I often heard the statement that ‘happiness is an inside job’, but I know now that the people around me have a profound impact on my well-being. If I am dragged down by other people’s opinions about my life, or if someone is constantly reminding me about past failures, I see no value in the relationship. I am careful of people who keep lies alive through gossip or slander.
Let every fox take care of its own tail. (Italian Proverb)
Keep your nose out of another’s mess. (Denmark Proverb)
Great minds discuss ideas, average minds discuss events, small minds discuss people. (Eleanor Roosevelt)
After many years of swinging between certainty and doubt, I found my final solace in the Bible. The Old Testament is filled with stories of family conflict and disrupted relationships. More often than not, the feud resulted in a good outcome.
I know today that God sometimes allows conflict for a specific purpose. When that happens to me, He covers me with His grace.
God has evoked conflict. The conflict causes pain and shame to every player, but God doesn’t shrink from the conflict, for a holy purpose is underway. The way of God will not be explained. (Brueggemann)
God’s grace often goes against propriety, social convention, and the ‘normal’ way for this world. (Steven Fettke)
I walk away when…
Someone gives me unsolicited advice.
I wonder if someone really wants to help me, or if they are just curious.
My situation affects someone else.
Someone intrudes on my turf.
I feel blind sighted.
I feel like a fish being reeled into someone else’s issues.

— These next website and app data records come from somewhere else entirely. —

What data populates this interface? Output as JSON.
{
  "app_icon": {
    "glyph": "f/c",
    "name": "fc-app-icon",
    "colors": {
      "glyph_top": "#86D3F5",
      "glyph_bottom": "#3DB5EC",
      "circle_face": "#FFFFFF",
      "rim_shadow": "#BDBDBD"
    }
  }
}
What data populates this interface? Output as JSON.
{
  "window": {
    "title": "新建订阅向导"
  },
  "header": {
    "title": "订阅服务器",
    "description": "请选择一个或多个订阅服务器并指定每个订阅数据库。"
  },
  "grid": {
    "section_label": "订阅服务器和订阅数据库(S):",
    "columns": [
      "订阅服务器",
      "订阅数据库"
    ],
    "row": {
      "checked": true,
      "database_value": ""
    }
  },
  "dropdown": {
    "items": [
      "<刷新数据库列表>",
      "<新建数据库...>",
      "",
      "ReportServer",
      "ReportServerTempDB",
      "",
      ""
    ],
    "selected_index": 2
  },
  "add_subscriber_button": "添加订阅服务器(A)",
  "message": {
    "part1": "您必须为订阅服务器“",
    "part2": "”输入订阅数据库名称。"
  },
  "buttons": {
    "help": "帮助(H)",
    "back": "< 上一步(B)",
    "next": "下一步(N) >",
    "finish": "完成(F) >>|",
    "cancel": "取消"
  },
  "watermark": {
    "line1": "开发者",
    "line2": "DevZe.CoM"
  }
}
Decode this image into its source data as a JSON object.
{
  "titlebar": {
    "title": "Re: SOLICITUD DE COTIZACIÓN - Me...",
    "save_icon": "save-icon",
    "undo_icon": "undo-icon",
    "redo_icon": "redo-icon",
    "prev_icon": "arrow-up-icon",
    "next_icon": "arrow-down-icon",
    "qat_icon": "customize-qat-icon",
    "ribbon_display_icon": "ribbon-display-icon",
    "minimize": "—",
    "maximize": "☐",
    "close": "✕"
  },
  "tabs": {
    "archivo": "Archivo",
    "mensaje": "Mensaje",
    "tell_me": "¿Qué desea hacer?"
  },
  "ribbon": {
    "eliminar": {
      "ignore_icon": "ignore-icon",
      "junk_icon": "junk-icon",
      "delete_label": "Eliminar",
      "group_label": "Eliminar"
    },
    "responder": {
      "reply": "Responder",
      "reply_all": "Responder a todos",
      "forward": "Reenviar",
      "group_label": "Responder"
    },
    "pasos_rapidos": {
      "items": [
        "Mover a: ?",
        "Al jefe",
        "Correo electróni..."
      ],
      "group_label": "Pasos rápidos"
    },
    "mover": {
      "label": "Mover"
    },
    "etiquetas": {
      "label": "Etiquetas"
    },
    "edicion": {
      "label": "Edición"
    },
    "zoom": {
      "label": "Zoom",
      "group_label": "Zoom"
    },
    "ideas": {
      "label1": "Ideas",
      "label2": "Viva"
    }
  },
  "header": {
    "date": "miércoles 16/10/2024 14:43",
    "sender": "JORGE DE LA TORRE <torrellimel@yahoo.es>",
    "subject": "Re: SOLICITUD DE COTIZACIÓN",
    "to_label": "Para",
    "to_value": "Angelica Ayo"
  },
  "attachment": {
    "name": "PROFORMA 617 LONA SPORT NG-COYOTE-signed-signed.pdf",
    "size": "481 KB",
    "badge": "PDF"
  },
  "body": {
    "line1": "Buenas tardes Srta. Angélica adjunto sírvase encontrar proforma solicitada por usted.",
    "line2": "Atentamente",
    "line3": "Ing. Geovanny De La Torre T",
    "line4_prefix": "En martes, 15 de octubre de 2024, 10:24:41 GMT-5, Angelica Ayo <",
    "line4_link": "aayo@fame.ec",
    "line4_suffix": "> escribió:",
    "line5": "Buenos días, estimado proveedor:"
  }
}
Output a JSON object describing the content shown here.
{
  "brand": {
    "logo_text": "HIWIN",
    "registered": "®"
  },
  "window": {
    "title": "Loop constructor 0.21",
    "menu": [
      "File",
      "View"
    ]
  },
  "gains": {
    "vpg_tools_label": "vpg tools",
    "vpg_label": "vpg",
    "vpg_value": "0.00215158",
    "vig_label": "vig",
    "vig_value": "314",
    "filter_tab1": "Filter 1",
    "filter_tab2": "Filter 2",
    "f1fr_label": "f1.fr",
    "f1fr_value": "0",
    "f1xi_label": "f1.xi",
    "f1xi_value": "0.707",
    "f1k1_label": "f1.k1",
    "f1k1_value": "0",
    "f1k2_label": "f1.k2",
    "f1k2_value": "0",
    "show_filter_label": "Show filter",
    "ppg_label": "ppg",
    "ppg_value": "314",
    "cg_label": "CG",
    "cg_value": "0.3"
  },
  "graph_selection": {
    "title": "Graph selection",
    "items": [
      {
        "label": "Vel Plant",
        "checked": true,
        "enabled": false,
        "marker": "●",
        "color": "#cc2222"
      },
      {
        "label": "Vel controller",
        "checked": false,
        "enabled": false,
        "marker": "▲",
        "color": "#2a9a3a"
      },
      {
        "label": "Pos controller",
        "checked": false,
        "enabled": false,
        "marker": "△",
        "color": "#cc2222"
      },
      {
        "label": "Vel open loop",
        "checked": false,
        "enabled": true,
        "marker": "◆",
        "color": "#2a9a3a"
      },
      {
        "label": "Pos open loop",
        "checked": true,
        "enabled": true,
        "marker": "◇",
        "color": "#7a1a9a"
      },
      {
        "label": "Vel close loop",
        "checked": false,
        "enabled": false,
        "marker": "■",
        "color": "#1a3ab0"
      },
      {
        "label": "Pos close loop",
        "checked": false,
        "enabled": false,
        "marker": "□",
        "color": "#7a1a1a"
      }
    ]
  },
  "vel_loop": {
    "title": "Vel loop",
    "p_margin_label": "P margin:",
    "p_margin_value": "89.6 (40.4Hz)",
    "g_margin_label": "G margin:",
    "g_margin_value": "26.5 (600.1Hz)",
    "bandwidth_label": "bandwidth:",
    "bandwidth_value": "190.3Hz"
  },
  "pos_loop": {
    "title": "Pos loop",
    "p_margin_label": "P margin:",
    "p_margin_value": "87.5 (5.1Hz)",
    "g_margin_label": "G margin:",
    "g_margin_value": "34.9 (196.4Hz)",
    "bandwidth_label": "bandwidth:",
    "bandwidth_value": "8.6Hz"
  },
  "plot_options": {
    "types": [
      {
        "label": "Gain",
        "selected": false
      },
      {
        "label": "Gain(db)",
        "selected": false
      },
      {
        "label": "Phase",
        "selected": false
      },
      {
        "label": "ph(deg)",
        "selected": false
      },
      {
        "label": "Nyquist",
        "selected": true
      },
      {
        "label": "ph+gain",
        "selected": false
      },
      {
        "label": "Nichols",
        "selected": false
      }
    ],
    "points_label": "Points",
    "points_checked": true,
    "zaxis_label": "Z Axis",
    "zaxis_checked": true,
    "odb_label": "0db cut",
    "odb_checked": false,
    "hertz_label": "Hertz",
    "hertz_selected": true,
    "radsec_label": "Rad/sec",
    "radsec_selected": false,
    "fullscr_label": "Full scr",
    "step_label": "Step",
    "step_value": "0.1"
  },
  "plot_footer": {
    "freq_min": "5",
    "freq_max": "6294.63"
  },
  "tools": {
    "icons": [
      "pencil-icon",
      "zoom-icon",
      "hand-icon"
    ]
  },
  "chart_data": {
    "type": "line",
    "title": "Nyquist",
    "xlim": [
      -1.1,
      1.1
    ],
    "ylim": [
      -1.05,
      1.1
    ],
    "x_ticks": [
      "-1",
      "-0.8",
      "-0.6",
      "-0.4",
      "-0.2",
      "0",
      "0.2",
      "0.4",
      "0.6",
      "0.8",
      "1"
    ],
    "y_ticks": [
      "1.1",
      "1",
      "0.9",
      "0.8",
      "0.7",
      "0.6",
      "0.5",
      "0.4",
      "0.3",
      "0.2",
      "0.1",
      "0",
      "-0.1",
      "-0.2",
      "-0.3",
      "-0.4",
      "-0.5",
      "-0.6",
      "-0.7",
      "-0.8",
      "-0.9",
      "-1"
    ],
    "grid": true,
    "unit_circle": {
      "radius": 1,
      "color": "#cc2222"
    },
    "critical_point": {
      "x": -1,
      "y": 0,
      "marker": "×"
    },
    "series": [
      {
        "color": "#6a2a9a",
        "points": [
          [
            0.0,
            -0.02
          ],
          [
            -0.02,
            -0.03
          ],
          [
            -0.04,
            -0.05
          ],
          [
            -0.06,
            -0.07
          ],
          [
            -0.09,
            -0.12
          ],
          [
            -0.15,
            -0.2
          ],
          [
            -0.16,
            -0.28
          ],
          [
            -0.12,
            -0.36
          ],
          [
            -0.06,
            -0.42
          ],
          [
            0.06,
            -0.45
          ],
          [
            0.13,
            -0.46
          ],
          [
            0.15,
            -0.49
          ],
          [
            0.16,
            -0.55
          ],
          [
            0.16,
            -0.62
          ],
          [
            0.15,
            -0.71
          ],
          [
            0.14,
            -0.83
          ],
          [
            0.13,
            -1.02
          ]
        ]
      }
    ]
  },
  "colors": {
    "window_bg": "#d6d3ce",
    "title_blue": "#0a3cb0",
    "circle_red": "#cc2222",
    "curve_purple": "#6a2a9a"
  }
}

If you overhear something of note between two people, or a group of people, but the topic does not concern you or affect you in any way, then let the matter stay between the people it concerns. (Unknown)
There is nothing more provocative than minding your own business. (William S. Burroughs)
Don’t bother to ring a bell in the ear that doesn’t listen. Move to another ear, and if he doesn’t listen to your bell, sit back and listen to his nemesis. (Michael Bassey Johnson)
You would be very surprised with how much positive changes you could make in your life, if you could make it your top priority to mind your own business. (Edmond Mbiaka)
To be busy minding other people’s business, is to leave one’s personal business unattended to. (Edmond Mbiaka)
While you are too busy minding other people’s business, who is minding yours? (Edmond Mbiaka)